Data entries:
--------------------------------------------------

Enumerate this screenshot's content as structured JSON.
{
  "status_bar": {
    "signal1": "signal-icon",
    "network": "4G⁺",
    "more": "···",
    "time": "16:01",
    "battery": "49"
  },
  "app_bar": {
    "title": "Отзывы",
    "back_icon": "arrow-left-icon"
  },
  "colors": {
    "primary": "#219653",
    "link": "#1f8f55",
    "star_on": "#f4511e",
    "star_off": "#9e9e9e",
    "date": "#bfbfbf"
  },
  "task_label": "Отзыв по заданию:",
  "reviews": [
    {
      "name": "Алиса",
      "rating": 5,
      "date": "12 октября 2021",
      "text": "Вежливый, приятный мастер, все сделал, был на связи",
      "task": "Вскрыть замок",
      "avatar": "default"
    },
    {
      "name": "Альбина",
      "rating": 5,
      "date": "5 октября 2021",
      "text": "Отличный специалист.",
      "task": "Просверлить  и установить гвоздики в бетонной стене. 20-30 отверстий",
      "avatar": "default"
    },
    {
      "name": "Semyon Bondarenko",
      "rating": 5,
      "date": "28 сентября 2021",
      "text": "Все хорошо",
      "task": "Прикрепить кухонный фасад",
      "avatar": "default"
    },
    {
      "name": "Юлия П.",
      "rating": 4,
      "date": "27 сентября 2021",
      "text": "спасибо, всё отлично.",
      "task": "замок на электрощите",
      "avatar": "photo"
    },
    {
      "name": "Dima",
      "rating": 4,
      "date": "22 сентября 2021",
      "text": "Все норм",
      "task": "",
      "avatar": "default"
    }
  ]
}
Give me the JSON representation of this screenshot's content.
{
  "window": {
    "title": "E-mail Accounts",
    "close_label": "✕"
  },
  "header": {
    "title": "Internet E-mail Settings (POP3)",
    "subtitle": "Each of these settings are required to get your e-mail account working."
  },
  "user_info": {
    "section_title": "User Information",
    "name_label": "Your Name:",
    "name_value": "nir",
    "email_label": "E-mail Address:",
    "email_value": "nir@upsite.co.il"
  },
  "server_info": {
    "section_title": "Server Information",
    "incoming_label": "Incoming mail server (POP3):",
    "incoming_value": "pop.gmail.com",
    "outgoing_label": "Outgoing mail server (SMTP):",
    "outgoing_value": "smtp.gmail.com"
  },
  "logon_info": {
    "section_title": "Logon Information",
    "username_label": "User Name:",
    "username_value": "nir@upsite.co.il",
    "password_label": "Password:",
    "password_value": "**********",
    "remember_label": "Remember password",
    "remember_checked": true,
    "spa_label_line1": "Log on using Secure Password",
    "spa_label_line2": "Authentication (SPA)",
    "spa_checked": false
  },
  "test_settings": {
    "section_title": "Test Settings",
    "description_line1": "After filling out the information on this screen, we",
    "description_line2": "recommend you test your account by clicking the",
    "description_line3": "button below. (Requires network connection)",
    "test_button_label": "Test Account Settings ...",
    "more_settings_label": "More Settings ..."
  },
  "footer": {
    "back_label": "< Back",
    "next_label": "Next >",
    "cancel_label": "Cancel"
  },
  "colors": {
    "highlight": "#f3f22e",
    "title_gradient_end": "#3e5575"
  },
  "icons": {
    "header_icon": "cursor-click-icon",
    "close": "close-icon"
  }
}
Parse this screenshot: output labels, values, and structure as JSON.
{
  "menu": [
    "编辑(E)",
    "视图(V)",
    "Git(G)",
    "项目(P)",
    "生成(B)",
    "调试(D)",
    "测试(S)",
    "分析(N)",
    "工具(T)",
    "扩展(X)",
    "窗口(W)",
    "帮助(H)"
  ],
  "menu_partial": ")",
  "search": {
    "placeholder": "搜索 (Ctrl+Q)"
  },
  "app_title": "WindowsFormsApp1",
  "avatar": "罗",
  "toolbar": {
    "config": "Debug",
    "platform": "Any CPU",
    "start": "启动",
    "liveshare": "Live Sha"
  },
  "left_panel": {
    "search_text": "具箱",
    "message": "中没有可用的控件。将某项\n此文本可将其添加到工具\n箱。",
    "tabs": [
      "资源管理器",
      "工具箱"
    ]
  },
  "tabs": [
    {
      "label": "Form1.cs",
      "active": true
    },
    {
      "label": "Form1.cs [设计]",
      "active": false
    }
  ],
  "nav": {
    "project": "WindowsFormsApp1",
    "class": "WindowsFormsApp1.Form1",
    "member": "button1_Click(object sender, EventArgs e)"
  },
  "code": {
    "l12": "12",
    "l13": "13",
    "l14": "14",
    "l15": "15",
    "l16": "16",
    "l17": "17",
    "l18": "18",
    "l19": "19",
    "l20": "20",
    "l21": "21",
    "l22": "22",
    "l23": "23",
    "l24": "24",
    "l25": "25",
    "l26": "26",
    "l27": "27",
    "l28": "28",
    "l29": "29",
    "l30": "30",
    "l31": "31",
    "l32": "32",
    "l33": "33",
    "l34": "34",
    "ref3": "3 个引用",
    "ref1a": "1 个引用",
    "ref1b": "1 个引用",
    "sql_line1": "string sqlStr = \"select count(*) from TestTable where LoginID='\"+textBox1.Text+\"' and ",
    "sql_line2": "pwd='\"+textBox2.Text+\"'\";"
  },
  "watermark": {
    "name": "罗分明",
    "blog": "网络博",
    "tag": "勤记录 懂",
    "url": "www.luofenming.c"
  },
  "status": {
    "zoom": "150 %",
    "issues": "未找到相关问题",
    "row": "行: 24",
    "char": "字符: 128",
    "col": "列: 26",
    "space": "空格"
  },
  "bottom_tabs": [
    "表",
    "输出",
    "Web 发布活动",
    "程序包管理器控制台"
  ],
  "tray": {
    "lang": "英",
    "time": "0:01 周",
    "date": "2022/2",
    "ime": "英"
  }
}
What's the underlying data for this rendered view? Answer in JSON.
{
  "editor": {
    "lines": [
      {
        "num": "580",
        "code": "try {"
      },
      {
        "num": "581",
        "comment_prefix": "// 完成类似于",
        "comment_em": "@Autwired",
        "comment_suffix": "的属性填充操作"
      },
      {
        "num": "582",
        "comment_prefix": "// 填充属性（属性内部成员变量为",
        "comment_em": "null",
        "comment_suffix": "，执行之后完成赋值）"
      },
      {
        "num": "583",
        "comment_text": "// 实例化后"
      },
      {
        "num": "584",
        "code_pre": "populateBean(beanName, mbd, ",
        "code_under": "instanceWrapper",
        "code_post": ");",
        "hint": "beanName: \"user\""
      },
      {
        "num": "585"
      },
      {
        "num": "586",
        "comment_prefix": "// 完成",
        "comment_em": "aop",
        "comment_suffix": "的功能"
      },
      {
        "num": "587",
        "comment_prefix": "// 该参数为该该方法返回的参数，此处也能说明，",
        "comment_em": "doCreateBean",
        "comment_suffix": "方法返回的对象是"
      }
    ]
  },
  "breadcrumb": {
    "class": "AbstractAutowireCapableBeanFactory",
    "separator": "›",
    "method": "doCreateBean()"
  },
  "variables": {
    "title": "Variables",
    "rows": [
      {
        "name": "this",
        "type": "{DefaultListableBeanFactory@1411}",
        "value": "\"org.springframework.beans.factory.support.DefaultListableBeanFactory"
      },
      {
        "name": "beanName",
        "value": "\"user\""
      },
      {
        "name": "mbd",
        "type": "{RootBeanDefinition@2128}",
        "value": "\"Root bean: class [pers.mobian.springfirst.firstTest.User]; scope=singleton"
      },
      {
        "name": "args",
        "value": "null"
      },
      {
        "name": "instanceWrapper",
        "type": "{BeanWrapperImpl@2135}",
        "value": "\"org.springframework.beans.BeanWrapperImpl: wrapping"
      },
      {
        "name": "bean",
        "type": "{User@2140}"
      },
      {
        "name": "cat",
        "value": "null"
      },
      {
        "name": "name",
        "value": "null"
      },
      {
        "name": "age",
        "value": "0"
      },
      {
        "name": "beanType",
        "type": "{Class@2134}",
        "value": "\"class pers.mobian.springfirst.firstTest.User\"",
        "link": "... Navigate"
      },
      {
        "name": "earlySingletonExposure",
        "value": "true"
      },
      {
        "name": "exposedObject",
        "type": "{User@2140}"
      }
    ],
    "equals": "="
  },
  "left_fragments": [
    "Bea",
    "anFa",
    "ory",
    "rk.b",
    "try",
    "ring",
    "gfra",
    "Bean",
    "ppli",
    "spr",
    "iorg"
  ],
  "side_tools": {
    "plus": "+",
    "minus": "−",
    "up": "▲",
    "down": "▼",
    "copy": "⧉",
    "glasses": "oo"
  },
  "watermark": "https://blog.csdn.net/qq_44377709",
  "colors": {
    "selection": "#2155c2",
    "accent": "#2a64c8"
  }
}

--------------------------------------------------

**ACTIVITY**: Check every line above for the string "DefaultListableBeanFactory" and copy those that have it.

**RESULT BELOW**:
        "type": "{DefaultListableBeanFactory@1411}",
        "value": "\"org.springframework.beans.factory.support.DefaultListableBeanFactory"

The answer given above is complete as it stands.